Yesterday I posted my reflection blog to a Presbyterian page on Facebook. I wanted to share it, but I knew how contentious the Israel-Palestine issues are among Presbyterian activists. Yet, I felt it was important to share. A few hours later, after several likes, I was asked “could I clarify how my trip was funded?” I responded that the University paid for my trip. There was an immediate concern that I might have been funded by a biased source (i.e., a Jewish source) and thus everything I had written and observed was to be suspect. I was bothered, but not surprised.
Then I was asked why in my post, I never used the words “Israeli occupation,” and how alarming that was. My response is the subject of this post.

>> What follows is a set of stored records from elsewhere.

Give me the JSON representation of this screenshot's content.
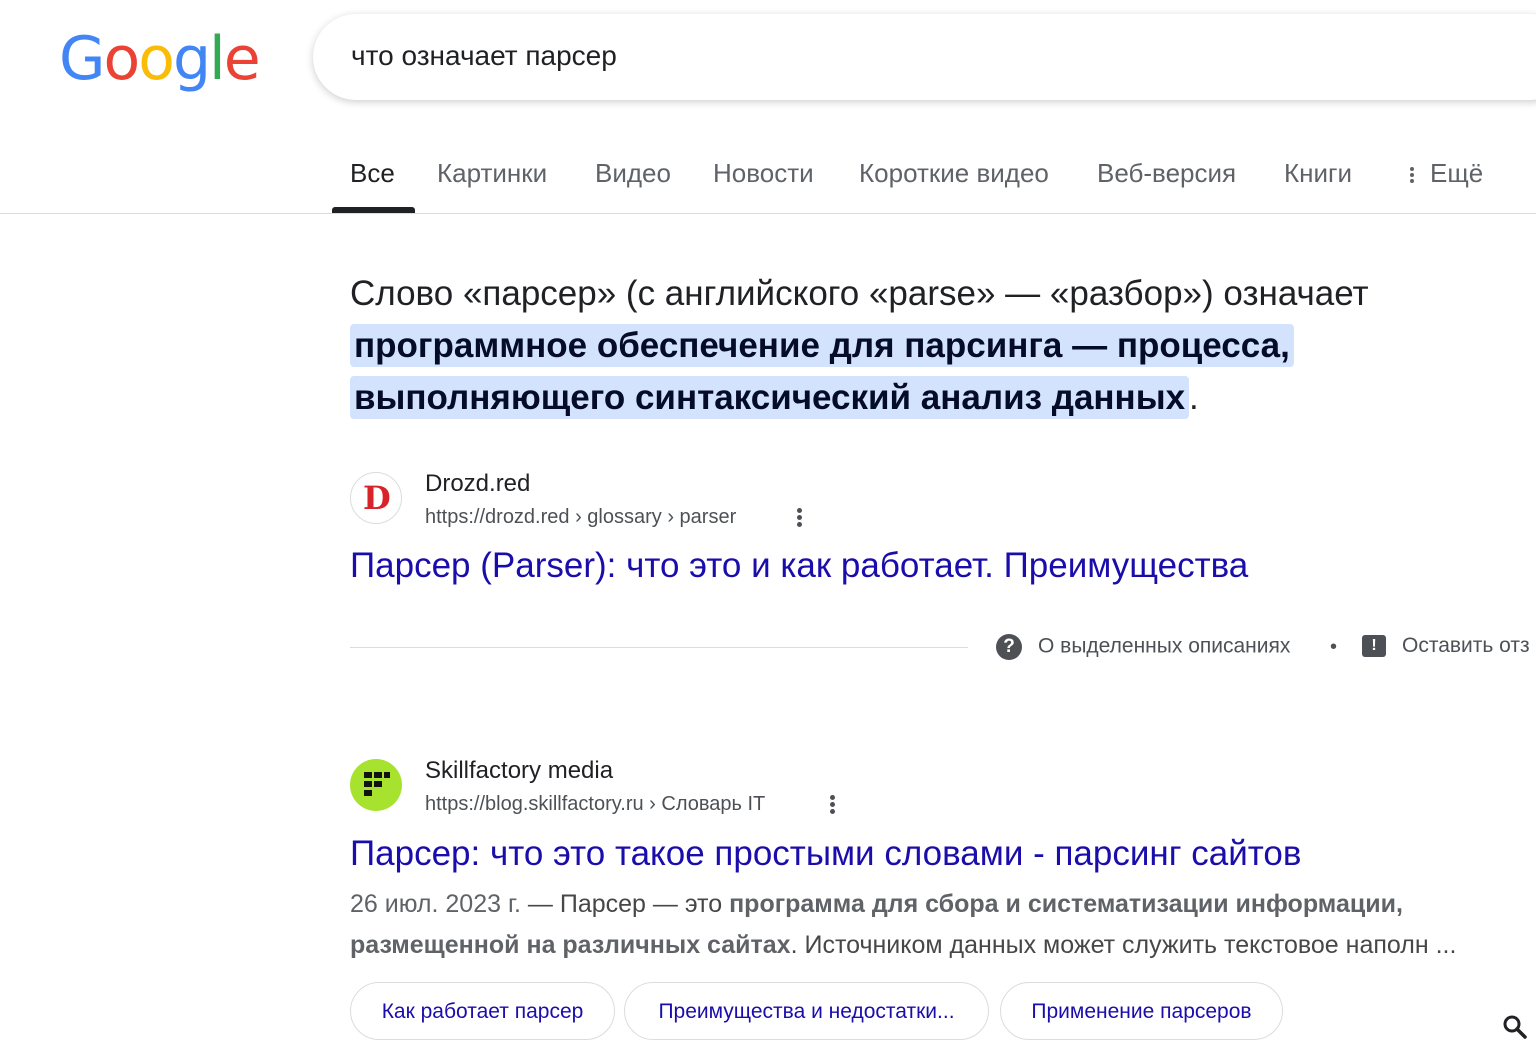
{
  "header": {
    "logo": [
      "G",
      "o",
      "o",
      "g",
      "l",
      "e"
    ],
    "logo_colors": [
      "#4285F4",
      "#EA4335",
      "#FBBC05",
      "#4285F4",
      "#34A853",
      "#EA4335"
    ],
    "search_query": "что означает парсер"
  },
  "tabs": [
    {
      "label": "Все",
      "active": true
    },
    {
      "label": "Картинки",
      "active": false
    },
    {
      "label": "Видео",
      "active": false
    },
    {
      "label": "Новости",
      "active": false
    },
    {
      "label": "Короткие видео",
      "active": false
    },
    {
      "label": "Веб-версия",
      "active": false
    },
    {
      "label": "Книги",
      "active": false
    },
    {
      "label": "Ещё",
      "active": false
    }
  ],
  "featured_snippet": {
    "text_before": "Слово «парсер» (с английского «parse» — «разбор») означает ",
    "highlight": "программное обеспечение для парсинга — процесса, выполняющего синтаксический анализ данных",
    "text_after": ".",
    "source": {
      "favicon_letter": "D",
      "site_name": "Drozd.red",
      "url": "https://drozd.red › glossary › parser",
      "title": "Парсер (Parser): что это и как работает. Преимущества"
    },
    "about_label": "О выделенных описаниях",
    "separator": "•",
    "feedback_label": "Оставить отз"
  },
  "results": [
    {
      "site_name": "Skillfactory media",
      "url": "https://blog.skillfactory.ru › Словарь IT",
      "title": "Парсер: что это такое простыми словами - парсинг сайтов",
      "snippet": {
        "date": "26 июл. 2023 г.",
        "dash": " — Парсер — это ",
        "bold": "программа для сбора и систематизации информации, размещенной на различных сайтах",
        "rest": ". Источником данных может служить текстовое наполн ..."
      },
      "chips": [
        "Как работает парсер",
        "Преимущества и недостатки...",
        "Применение парсеров"
      ]
    }
  ],
  "colors": {
    "link": "#1a0dab",
    "highlight_bg": "#d3e3fd",
    "skillfactory_green": "#a6e22e"
  }
}
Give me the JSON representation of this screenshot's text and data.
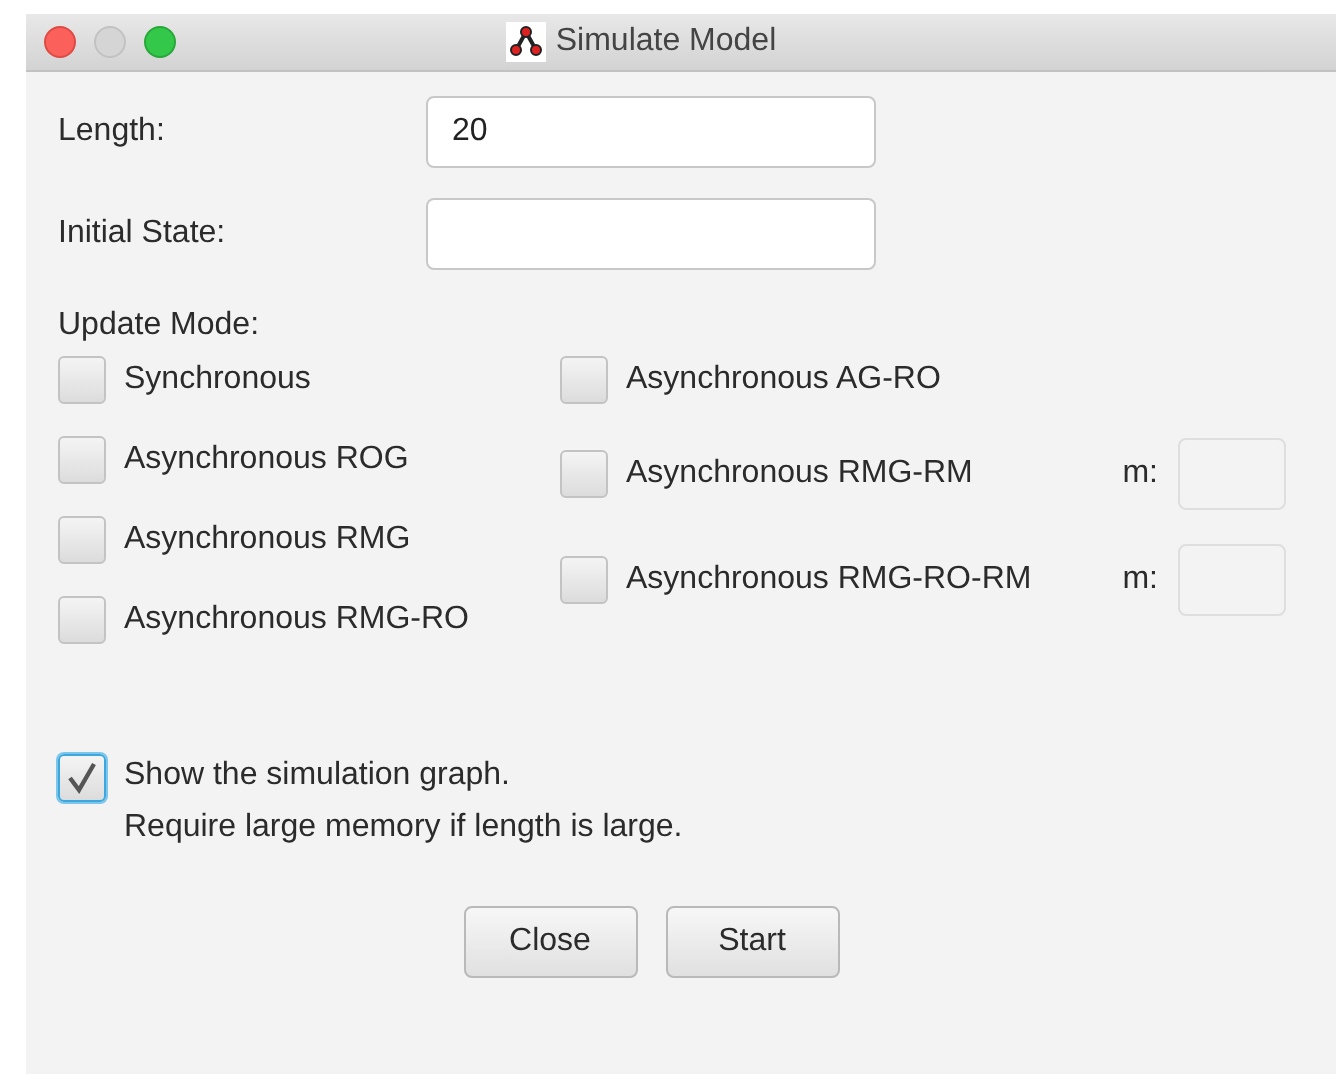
{
  "window": {
    "title": "Simulate Model"
  },
  "fields": [
    {
      "label": "Length:",
      "value": "20"
    },
    {
      "label": "Initial State:"
    }
  ],
  "update_mode": {
    "label": "Update Mode:",
    "left_options": [
      {
        "kind": "plain",
        "label": "Synchronous",
        "checked": false
      },
      {
        "kind": "plain",
        "label": "Asynchronous ROG",
        "checked": false
      },
      {
        "kind": "plain",
        "label": "Asynchronous RMG",
        "checked": false
      },
      {
        "kind": "plain",
        "label": "Asynchronous RMG-RO",
        "checked": false
      }
    ],
    "right_options": [
      {
        "kind": "plain",
        "label": "Asynchronous AG-RO",
        "checked": false
      },
      {
        "kind": "with_m",
        "label": "Asynchronous RMG-RM",
        "checked": false,
        "m_label": "m:"
      },
      {
        "kind": "with_m",
        "label": "Asynchronous RMG-RO-RM",
        "checked": false,
        "m_label": "m:"
      }
    ]
  },
  "show_graph": {
    "label": "Show the simulation graph.",
    "note": "Require large memory if length is large.",
    "checked": true
  },
  "buttons": [
    "Close",
    "Start"
  ]
}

Here is what I said.
I spent four paragraphs talking about the West Bank. I may not have used the word that defines your narrative but I certainly spent a lot of time thinking and exploring those issues. My goal is not to convince any one of a particular narrative which I think you want me to take, but to insist that we view the issue with as wide of an angle lens as possible. In a camera metaphor we can’t just use a 300mm zoom, we need to pull out a 10-18mm wide angle to look at the bigger picture. And then switch to mid-range and zoom lenses (say the 28-105mm one I used) and occasionally shift to a macro one. When we limit ourselves to one focal point we miss a larger picture.
The more I think about this, I think the camera metaphor is a good one. When we look at the Israeli-Palestinian conflict we do so through our own eyes, but almost always have a lens through which provides focus to how we view the issue. In my reflection I said we had to take off the “pair of rose-colored vuarnets” and get a different perspective (and yes, I dated myself to the 1980s with that analogy). But let’s use the camera perspective a bit more. As an amateur photographer, I am always trying to frame a shot, and figure out how to get the best picture. This involves sorting out light and aperture (how big the sensor opening is), shutter speed (how long the sensor is open), film speed (how much digital noise to put up with in order to get a shot in less than optimal conditions), and what the focal point should be.